Use White Noise: It helps us sleep because the changes in other environmental noise will be less noticeable. Also, anyone who suffers a ringing ear will be driven less to insanity. I’m a light sleeper, a very light sleeper. Events like a toilet flushing upstairs or even just the A/C switching on will wake me up. After buying a white noise machine I have significantly fewer issues with this. I recommend this machine. There are apps as well but I found the noise to be really tinny and unnatural. We’re also trying to use the phone less in the room! Remember? Of course, many people are pretty content with the noise from a fan as well. I personally find that the crappier the fan, the better the white noise. The ol’ faithful $20 Lasko fan is the best white noise IMO.
Avoid Eating Late at Night: Or, whenever “late” is for you. I haven’t forgotten about third shifters! Again, there are circumstances that make this difficult for some to commit to, but if you’re prone to any sort of gastrointestinal turbulence eating close to bedtime can be awfully distracting and uncomfortable. Likewise, eating your last meal a little too early and winding up hungry at bedtime can be as issue for some, so find your Goldilocks!
Make Your Room Cool at Night: I avoid running the A/C during the day, but I’m sure a lot of us find sleeping in a hot room miserable. If I had it my way I’d make it Hoth in my room at night, but that’s a little on the expensive side so I use a little bit of A/C, a fan, and sleep with fewer blankets; at least in the summer. In the winter I just turn the heat down a couple clicks and get to bury myself (yaaaaas). Keep it dark in there, too!
Make Your Bed in the Morning: Keeping your room tidy and the bed made will make for a welcoming and less chaotic environment. There isn’t much to this! We experience the world with all our senses, after all.
Limit Caffeine Use to the Earlier Portion of the Day: OK, so I know there are people who can drink a cup of coffee before bed and pass right out, but I am not one of these people. In fact, if I drink it anytime after about noontime I’m going to be wired and howling with the coyotes. Many recommendations suggest 3-4 PM as an absolute cutoff time, but if you’re more sensitive like I am you may want to consider leaving it to the morning only.
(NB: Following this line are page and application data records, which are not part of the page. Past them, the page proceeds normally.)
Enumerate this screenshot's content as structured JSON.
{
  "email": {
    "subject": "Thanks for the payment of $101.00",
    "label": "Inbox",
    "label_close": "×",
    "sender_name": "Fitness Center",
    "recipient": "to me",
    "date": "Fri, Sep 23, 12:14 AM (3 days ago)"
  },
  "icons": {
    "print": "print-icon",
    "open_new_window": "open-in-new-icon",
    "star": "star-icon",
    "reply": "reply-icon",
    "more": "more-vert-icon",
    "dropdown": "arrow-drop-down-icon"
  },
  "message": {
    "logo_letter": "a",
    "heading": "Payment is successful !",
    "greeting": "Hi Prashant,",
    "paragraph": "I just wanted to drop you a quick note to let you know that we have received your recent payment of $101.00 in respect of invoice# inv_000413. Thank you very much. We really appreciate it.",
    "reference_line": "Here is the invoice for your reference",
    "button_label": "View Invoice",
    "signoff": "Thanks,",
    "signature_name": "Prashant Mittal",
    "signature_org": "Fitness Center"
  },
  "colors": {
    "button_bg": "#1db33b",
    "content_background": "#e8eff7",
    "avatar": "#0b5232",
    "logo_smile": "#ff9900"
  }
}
Sleep and Wake at Roughly the Same Time: Routine is everything. There will be times we need to deviate from routine, and that’s fine! Just try not to flip-flop too severely and all the time. Your rhythm will start to associate these times of day with rest and wakefulness.
Stop Drinking Water Roughly Two Hours Before Bed: It’s undeniable that water is the most healthful thing we can put into our bodies; however, if you slam it right before bed you’re setting yourself to need a mighty wee in the early hours of the morning. Limit water intake close to bedtime and take a good wiz before hitting the hay.
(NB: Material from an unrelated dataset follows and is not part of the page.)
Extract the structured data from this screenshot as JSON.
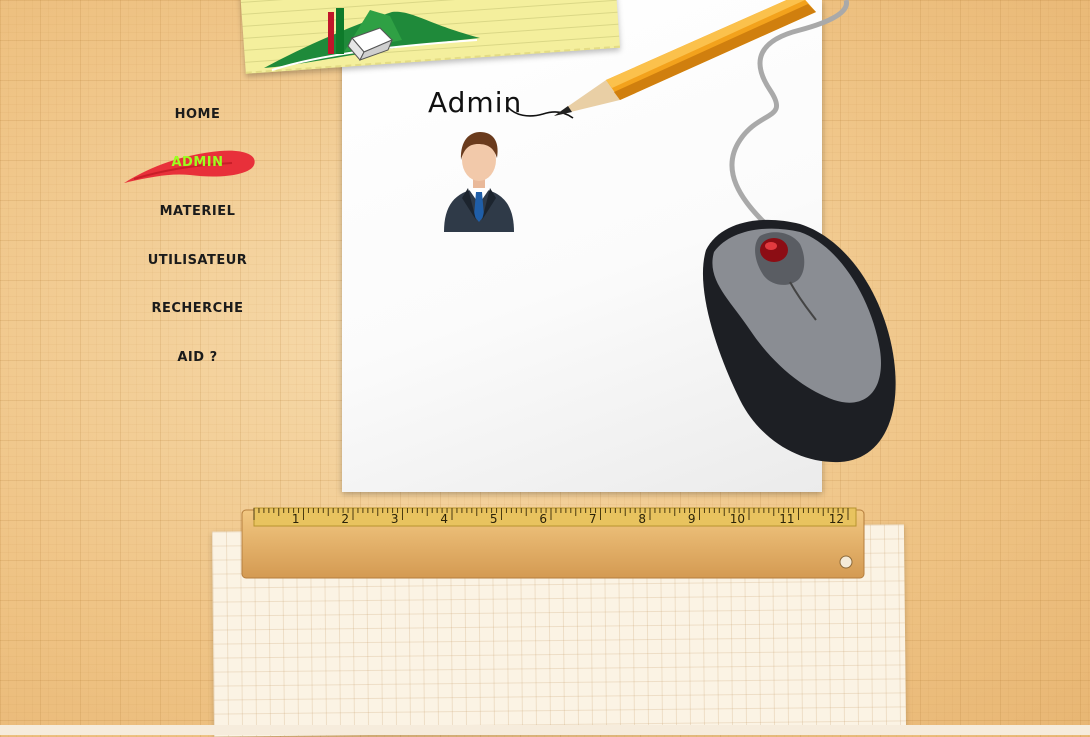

A Few Things Worth the Try
- aromatherapy (especially lavender based blends)
- shower before bed (wet hair will lower cranial temperature)
- melatonin and valerian root
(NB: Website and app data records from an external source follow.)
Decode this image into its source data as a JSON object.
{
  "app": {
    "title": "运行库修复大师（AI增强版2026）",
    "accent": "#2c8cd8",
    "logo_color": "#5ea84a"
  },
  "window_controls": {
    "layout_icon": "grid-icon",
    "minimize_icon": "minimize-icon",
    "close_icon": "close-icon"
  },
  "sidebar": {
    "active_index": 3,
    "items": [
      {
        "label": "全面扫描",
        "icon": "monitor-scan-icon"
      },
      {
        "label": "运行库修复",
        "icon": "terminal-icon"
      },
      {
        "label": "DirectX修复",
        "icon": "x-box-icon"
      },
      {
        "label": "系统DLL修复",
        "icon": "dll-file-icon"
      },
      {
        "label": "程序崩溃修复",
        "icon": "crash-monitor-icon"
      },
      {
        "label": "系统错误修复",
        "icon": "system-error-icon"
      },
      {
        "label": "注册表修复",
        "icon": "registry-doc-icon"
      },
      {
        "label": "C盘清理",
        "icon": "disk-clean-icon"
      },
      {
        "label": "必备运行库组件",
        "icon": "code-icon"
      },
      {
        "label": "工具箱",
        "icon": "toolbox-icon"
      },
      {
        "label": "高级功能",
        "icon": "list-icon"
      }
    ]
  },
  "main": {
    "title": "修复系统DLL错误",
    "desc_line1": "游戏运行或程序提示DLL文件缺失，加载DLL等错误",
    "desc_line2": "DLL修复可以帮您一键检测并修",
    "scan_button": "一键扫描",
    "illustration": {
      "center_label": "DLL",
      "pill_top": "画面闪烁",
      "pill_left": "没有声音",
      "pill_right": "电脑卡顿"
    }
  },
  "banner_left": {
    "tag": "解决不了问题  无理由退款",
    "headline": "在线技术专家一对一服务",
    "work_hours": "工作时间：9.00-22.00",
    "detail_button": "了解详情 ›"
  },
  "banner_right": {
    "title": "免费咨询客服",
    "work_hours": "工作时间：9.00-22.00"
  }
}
- chamomile tea (just like water, limit this a few hours before bed to prevent midnight bathroom breaks)